**Dataset records:**

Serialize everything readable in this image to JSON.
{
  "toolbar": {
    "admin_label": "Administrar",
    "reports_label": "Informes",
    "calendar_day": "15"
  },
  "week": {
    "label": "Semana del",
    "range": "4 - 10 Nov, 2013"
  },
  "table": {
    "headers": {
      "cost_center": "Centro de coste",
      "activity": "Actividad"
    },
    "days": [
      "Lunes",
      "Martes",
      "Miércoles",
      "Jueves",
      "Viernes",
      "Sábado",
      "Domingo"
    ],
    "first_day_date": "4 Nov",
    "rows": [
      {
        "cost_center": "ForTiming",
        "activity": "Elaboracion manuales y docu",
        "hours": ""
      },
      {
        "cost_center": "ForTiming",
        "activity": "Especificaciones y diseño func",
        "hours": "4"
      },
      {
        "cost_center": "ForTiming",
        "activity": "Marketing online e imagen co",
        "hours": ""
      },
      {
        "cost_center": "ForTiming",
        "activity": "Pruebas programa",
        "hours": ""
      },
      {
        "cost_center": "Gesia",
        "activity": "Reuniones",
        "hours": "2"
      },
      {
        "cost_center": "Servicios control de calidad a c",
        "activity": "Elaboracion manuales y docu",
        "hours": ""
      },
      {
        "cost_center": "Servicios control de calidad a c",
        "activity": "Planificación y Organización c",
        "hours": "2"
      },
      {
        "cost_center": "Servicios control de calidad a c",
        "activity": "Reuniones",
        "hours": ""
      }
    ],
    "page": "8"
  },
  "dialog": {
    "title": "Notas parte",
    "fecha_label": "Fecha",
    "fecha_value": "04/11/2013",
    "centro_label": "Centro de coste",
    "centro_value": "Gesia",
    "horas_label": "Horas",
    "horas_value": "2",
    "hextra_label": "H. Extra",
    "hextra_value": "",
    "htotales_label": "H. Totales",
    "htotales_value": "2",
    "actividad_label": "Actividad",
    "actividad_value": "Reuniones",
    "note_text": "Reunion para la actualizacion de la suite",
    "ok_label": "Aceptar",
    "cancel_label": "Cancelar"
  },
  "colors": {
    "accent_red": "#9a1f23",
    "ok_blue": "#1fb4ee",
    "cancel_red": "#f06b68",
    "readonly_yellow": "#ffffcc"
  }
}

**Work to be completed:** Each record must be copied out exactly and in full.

**Output below:**
Serialize everything readable in this image to JSON.
{
  "toolbar": {
    "admin_label": "Administrar",
    "reports_label": "Informes",
    "calendar_day": "15"
  },
  "week": {
    "label": "Semana del",
    "range": "4 - 10 Nov, 2013"
  },
  "table": {
    "headers": {
      "cost_center": "Centro de coste",
      "activity": "Actividad"
    },
    "days": [
      "Lunes",
      "Martes",
      "Miércoles",
      "Jueves",
      "Viernes",
      "Sábado",
      "Domingo"
    ],
    "first_day_date": "4 Nov",
    "rows": [
      {
        "cost_center": "ForTiming",
        "activity": "Elaboracion manuales y docu",
        "hours": ""
      },
      {
        "cost_center": "ForTiming",
        "activity": "Especificaciones y diseño func",
        "hours": "4"
      },
      {
        "cost_center": "ForTiming",
        "activity": "Marketing online e imagen co",
        "hours": ""
      },
      {
        "cost_center": "ForTiming",
        "activity": "Pruebas programa",
        "hours": ""
      },
      {
        "cost_center": "Gesia",
        "activity": "Reuniones",
        "hours": "2"
      },
      {
        "cost_center": "Servicios control de calidad a c",
        "activity": "Elaboracion manuales y docu",
        "hours": ""
      },
      {
        "cost_center": "Servicios control de calidad a c",
        "activity": "Planificación y Organización c",
        "hours": "2"
      },
      {
        "cost_center": "Servicios control de calidad a c",
        "activity": "Reuniones",
        "hours": ""
      }
    ],
    "page": "8"
  },
  "dialog": {
    "title": "Notas parte",
    "fecha_label": "Fecha",
    "fecha_value": "04/11/2013",
    "centro_label": "Centro de coste",
    "centro_value": "Gesia",
    "horas_label": "Horas",
    "horas_value": "2",
    "hextra_label": "H. Extra",
    "hextra_value": "",
    "htotales_label": "H. Totales",
    "htotales_value": "2",
    "actividad_label": "Actividad",
    "actividad_value": "Reuniones",
    "note_text": "Reunion para la actualizacion de la suite",
    "ok_label": "Aceptar",
    "cancel_label": "Cancelar"
  },
  "colors": {
    "accent_red": "#9a1f23",
    "ok_blue": "#1fb4ee",
    "cancel_red": "#f06b68",
    "readonly_yellow": "#ffffcc"
  }
}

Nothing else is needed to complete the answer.